**Your task:**
Take the data below and filter it for lines containing the word "title"; show each line found.

[Data about app and page elements]
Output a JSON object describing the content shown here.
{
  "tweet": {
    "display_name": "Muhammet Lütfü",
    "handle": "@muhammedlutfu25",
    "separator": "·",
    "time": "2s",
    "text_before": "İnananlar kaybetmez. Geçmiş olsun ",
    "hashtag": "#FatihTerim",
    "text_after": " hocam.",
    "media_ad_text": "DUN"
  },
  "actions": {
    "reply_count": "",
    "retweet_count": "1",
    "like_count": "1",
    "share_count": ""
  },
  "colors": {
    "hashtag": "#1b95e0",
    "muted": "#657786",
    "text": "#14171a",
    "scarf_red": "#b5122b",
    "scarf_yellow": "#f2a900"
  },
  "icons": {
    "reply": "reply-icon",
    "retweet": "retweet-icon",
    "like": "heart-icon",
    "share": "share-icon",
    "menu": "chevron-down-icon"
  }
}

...

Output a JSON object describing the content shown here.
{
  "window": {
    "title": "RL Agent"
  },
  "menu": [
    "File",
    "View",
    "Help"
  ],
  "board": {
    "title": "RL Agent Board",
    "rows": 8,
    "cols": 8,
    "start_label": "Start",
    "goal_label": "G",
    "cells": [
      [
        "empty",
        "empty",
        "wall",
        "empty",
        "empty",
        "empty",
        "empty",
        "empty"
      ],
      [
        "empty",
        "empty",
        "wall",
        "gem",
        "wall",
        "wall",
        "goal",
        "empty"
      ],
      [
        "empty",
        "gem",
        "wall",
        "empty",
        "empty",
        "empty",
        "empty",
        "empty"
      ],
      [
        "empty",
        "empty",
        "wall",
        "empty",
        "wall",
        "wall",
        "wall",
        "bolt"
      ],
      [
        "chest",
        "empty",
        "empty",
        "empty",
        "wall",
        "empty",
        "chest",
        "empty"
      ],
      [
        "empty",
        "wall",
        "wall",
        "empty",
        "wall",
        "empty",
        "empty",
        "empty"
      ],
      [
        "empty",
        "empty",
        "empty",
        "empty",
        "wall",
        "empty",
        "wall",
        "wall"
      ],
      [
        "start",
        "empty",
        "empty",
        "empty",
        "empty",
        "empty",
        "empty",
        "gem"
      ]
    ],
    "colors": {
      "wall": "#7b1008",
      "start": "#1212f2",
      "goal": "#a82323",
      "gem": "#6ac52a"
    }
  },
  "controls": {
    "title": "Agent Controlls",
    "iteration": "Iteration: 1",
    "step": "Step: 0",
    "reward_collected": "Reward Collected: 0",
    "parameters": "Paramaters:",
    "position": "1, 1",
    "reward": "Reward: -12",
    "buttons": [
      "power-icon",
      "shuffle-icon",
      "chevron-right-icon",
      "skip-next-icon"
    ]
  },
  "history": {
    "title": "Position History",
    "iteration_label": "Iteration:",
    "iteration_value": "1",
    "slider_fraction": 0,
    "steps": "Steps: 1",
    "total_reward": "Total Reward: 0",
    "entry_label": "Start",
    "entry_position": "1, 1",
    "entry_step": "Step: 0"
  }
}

**Result of this task:**
    "title": "RL Agent"
    "title": "RL Agent Board",
    "title": "Agent Controlls",
    "title": "Position History",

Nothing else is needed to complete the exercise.